• _Supplied material_:
::::
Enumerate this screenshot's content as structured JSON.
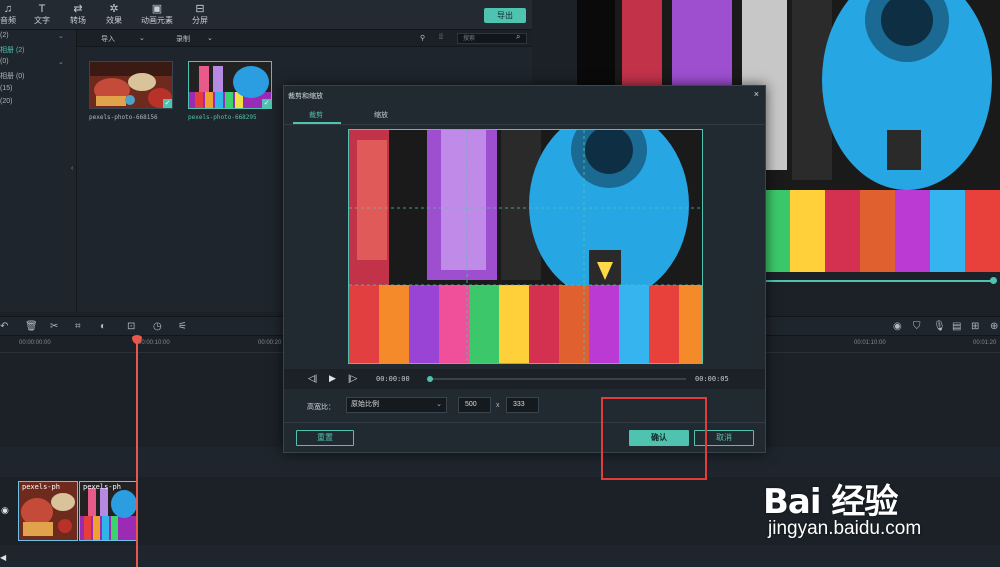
{
  "toolbar": {
    "tools": [
      {
        "label": "音频",
        "icon": "music-note-icon"
      },
      {
        "label": "文字",
        "icon": "text-icon"
      },
      {
        "label": "转场",
        "icon": "transition-icon"
      },
      {
        "label": "效果",
        "icon": "effects-icon"
      },
      {
        "label": "动画元素",
        "icon": "image-icon"
      },
      {
        "label": "分屏",
        "icon": "split-screen-icon"
      }
    ],
    "export_label": "导出"
  },
  "sidebar": {
    "items": [
      {
        "label": "(2)"
      },
      {
        "label": "相册 (2)",
        "active": true
      },
      {
        "label": "(0)"
      },
      {
        "label": "相册 (0)"
      },
      {
        "label": "(15)"
      },
      {
        "label": "(20)"
      }
    ]
  },
  "media": {
    "import_label": "导入",
    "record_label": "录制",
    "search_placeholder": "搜索",
    "items": [
      {
        "name": "pexels-photo-668156"
      },
      {
        "name": "pexels-photo-668295"
      }
    ]
  },
  "timeline": {
    "ruler_labels": [
      "00:00:00:00",
      "00:00:10:00",
      "00:00:20",
      "00:01:10:00",
      "00:01:20"
    ],
    "clips": [
      {
        "label": "pexels-ph"
      },
      {
        "label": "pexels-ph"
      }
    ]
  },
  "dialog": {
    "title": "裁剪和缩放",
    "close": "×",
    "tabs": [
      {
        "label": "裁剪",
        "active": true
      },
      {
        "label": "缩放"
      }
    ],
    "time_current": "00:00:00",
    "time_total": "00:00:05",
    "aspect_label": "高宽比：",
    "aspect_value": "原始比例",
    "width": "500",
    "x": "x",
    "height": "333",
    "reset_label": "重置",
    "confirm_label": "确认",
    "cancel_label": "取消"
  },
  "watermark": {
    "logo": "Bai 经验",
    "url": "jingyan.baidu.com"
  },
  "colors": {
    "accent": "#4fc3b0",
    "playhead": "#e8584c",
    "highlight": "#e23c3c"
  }
}
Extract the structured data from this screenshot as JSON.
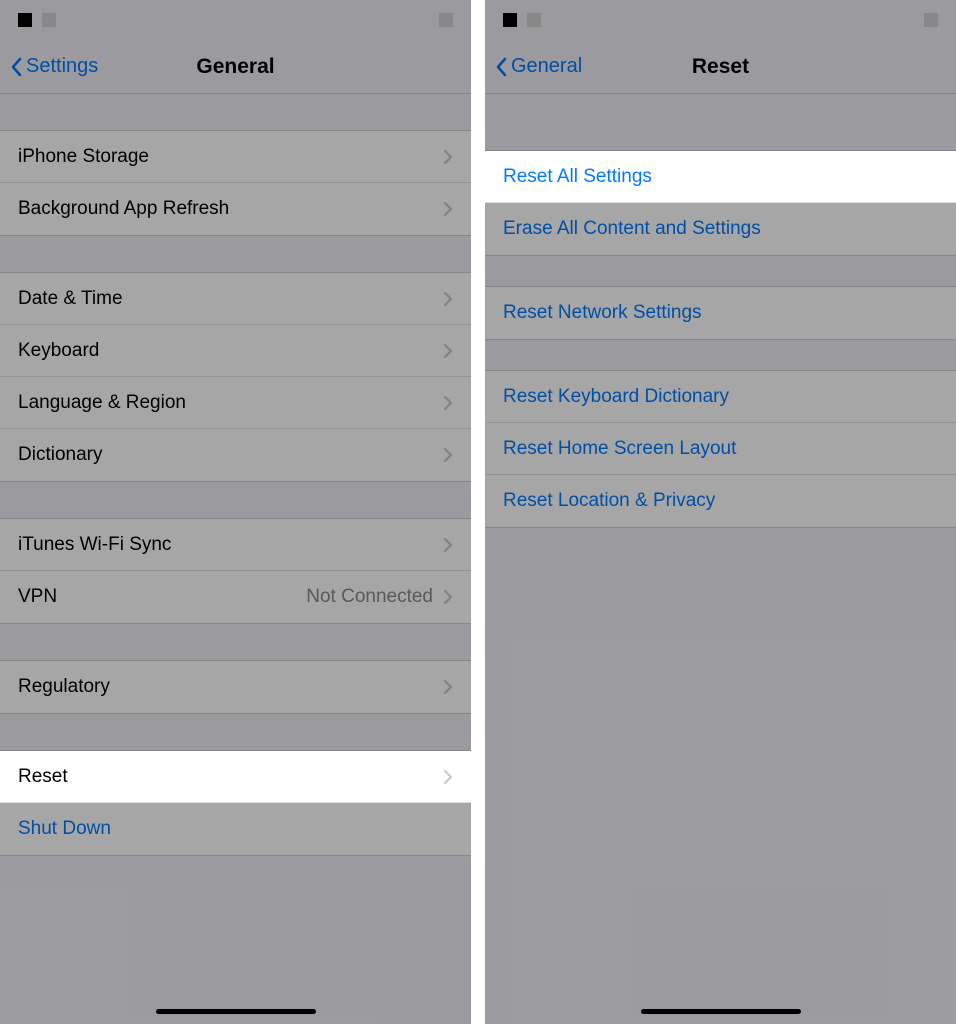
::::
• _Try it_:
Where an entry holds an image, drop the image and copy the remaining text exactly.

• _Solution_:
Enumerate this screenshot's content as structured JSON.
{
  "toolbar": {
    "tools": [
      {
        "label": "音频",
        "icon": "music-note-icon"
      },
      {
        "label": "文字",
        "icon": "text-icon"
      },
      {
        "label": "转场",
        "icon": "transition-icon"
      },
      {
        "label": "效果",
        "icon": "effects-icon"
      },
      {
        "label": "动画元素",
        "icon": "image-icon"
      },
      {
        "label": "分屏",
        "icon": "split-screen-icon"
      }
    ],
    "export_label": "导出"
  },
  "sidebar": {
    "items": [
      {
        "label": "(2)"
      },
      {
        "label": "相册 (2)",
        "active": true
      },
      {
        "label": "(0)"
      },
      {
        "label": "相册 (0)"
      },
      {
        "label": "(15)"
      },
      {
        "label": "(20)"
      }
    ]
  },
  "media": {
    "import_label": "导入",
    "record_label": "录制",
    "search_placeholder": "搜索",
    "items": [
      {
        "name": "pexels-photo-668156"
      },
      {
        "name": "pexels-photo-668295"
      }
    ]
  },
  "timeline": {
    "ruler_labels": [
      "00:00:00:00",
      "00:00:10:00",
      "00:00:20",
      "00:01:10:00",
      "00:01:20"
    ],
    "clips": [
      {
        "label": "pexels-ph"
      },
      {
        "label": "pexels-ph"
      }
    ]
  },
  "dialog": {
    "title": "裁剪和缩放",
    "close": "×",
    "tabs": [
      {
        "label": "裁剪",
        "active": true
      },
      {
        "label": "缩放"
      }
    ],
    "time_current": "00:00:00",
    "time_total": "00:00:05",
    "aspect_label": "高宽比：",
    "aspect_value": "原始比例",
    "width": "500",
    "x": "x",
    "height": "333",
    "reset_label": "重置",
    "confirm_label": "确认",
    "cancel_label": "取消"
  },
  "watermark": {
    "logo": "Bai 经验",
    "url": "jingyan.baidu.com"
  },
  "colors": {
    "accent": "#4fc3b0",
    "playhead": "#e8584c",
    "highlight": "#e23c3c"
  }
}
Extract the structured data from this screenshot as JSON.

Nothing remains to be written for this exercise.